Fukouara expounds on common philosophical concepts in her debut work.
As explained in a pair of introductions by artist Cillia Darmizin, Fukouara is a mystic and healer from New Caledonia who’s had visions of other worlds ever since childhood. Her book seems meant to offer a regimen of intellectual “healing,” using words as a “means towards relief, towards taking a new stand, towards self-improvement and even self-questioning.” Translated from the French by Michel Pérez, the book is broken down into brief segments; each explores a specific concept, such as “Ego,” “Unhappiness,” or “Chance,” for about half a page. A few discussion questions follow each short essay, such as, “Is chance the projection of doubt?” Interspersed among the topics are photographs of Darmizin’s art, which is generally abstract in style but represents a variety of different types of media. The overall effect is closer to a work of poetry than one of philosophy or self-improvement. Fukouara’s prose seems to be guided by a symbolic sensibility rather than one based on semantic logic, which occasionally results in some aesthetically intriguing ideas (“Light is the innocence of transparency”). However, it mostly creates confusion for readers attempting to find a cohesive philosophical argument. Although Fukouara seems to suggest the existence of a metaphysical system of beliefs or behaviors (“Fire is the twig. It means the permission to reach the mystery of repelling evil”), she never outlines it in any discernable way. If the book’s goal is simply to provide food for thought in hopes of challenging notions of language and perception, then readers may gain something from it. However, if the author is trying to articulate a specific set of instructions for the purpose of “self-improvement and even self-questioning,” it’s hard to view the work as a success. In either case, the book feels like a set of opaque directions leading to an undefined destination.

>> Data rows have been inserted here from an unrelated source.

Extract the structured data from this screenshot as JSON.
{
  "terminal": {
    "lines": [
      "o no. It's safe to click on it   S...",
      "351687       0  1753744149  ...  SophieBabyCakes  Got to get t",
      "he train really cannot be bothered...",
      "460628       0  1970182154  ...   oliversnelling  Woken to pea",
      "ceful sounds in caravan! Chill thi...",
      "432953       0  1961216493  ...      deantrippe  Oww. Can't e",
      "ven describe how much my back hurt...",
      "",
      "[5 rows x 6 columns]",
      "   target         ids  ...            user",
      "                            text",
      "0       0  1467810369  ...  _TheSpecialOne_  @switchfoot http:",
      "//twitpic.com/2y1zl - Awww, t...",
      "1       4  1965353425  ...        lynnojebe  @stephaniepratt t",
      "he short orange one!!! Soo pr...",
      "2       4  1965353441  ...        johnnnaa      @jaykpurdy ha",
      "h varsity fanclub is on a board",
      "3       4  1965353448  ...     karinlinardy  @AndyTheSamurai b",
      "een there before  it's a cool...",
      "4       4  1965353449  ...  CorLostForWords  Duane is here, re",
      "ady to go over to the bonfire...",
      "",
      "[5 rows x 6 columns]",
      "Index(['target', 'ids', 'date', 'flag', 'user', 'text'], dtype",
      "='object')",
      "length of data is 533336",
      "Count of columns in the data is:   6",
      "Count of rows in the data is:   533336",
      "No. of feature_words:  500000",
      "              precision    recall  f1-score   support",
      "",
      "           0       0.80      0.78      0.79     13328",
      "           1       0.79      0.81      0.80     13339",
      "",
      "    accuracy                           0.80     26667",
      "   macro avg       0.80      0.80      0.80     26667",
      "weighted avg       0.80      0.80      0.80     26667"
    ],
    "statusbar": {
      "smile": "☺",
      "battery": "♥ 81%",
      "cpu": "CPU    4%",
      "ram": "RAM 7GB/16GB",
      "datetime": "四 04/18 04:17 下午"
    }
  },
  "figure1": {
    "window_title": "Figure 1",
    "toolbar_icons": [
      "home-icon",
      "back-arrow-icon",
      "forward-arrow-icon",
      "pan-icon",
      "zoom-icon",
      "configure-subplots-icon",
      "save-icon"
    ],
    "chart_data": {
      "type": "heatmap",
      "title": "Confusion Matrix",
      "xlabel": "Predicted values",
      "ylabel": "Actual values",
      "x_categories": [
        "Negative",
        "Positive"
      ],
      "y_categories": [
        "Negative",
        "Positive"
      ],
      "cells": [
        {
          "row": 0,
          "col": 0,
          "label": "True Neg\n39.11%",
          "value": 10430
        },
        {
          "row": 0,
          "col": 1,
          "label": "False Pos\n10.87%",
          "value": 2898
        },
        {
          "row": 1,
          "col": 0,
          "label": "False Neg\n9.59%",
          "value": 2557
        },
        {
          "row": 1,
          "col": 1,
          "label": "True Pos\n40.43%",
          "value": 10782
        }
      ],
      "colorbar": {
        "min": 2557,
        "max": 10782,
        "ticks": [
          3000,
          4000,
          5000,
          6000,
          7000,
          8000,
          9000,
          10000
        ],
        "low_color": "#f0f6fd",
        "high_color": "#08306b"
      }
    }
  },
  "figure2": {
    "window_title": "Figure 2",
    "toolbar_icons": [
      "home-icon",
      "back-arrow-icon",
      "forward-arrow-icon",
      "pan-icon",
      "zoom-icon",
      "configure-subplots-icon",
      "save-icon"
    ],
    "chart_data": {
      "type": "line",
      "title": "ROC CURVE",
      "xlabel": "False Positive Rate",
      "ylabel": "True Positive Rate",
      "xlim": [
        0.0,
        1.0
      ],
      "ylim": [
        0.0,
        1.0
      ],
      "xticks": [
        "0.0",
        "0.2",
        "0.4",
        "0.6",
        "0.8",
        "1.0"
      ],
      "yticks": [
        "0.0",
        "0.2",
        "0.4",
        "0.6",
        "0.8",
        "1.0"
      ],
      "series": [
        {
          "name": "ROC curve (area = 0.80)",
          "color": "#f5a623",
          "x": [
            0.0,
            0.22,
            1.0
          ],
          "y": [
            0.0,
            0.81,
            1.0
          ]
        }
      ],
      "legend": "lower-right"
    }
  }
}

A dense, abstract philosophical work for the very patient and the very curious.